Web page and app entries
....
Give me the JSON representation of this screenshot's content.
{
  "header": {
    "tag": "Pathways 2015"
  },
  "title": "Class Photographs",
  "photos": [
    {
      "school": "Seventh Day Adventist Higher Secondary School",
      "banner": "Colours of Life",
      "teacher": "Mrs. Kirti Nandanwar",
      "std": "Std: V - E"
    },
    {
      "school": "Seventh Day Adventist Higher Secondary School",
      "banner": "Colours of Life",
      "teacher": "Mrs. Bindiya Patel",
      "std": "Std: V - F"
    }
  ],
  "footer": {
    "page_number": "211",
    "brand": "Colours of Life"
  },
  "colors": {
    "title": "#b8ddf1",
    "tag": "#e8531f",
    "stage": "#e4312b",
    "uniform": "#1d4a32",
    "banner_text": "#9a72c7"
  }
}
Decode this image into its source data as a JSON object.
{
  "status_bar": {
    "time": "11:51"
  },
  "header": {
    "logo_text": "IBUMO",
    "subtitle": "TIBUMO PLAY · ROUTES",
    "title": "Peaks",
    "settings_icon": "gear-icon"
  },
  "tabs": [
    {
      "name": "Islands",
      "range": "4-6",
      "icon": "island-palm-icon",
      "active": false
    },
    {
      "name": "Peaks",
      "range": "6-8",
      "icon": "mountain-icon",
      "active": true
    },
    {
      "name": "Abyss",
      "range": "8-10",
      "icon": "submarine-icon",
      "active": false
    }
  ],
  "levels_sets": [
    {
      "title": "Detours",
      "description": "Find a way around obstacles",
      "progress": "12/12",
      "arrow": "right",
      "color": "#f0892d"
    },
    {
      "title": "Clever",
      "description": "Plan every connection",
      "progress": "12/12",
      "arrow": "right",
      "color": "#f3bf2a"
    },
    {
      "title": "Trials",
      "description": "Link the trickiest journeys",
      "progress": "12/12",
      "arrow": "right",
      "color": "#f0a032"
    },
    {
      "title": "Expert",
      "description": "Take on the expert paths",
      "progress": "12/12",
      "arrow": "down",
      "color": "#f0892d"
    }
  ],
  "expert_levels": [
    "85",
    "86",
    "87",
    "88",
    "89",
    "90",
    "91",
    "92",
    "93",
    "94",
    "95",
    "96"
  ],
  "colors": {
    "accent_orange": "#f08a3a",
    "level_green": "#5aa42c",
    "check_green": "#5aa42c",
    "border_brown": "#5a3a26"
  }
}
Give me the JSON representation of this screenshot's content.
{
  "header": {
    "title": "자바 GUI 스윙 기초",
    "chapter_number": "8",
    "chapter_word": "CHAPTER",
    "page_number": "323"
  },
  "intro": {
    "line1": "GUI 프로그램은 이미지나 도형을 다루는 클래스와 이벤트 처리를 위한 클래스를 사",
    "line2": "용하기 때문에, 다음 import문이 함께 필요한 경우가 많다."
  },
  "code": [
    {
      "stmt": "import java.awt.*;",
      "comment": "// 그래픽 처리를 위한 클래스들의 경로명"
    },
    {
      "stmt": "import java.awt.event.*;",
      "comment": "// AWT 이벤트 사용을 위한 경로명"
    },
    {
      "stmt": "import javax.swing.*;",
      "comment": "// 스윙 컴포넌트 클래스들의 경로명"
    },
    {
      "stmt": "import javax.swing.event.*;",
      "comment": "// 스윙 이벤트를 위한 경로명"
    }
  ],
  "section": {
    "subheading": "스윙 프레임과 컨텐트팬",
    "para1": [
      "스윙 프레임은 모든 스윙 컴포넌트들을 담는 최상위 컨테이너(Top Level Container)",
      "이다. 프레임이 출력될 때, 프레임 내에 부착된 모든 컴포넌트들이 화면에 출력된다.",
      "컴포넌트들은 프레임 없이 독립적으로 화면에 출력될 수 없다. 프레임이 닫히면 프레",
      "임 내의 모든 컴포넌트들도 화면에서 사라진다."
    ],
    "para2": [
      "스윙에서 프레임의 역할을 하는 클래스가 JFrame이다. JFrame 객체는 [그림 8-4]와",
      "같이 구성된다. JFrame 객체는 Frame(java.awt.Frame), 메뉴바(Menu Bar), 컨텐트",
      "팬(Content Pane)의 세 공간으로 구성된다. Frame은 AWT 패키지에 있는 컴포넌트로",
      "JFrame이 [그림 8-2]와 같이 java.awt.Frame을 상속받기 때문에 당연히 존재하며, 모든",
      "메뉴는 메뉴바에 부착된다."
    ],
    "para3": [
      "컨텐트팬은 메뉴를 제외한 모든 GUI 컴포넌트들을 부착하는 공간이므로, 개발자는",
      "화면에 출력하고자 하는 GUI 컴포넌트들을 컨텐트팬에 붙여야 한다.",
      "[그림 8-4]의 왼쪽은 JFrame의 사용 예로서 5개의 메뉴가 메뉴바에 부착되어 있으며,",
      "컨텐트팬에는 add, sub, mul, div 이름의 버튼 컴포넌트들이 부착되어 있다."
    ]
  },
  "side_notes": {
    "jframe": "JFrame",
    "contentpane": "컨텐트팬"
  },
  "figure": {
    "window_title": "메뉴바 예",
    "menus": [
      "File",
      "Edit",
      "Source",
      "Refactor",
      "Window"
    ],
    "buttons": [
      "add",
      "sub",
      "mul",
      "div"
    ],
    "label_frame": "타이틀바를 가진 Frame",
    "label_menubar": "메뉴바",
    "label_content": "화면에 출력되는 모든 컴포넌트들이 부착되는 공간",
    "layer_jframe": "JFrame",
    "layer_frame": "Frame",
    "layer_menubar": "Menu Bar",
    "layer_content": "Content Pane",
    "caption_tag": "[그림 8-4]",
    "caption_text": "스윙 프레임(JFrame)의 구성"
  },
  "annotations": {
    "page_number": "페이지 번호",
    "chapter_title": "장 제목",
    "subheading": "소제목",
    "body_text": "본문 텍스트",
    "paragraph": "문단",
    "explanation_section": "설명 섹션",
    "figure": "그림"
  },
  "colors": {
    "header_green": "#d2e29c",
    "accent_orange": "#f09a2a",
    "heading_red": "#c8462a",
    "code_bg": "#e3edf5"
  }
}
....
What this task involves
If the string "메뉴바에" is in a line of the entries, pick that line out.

The answer
      "메뉴는 메뉴바에 부착된다."
      "[그림 8-4]의 왼쪽은 JFrame의 사용 예로서 5개의 메뉴가 메뉴바에 부착되어 있으며,",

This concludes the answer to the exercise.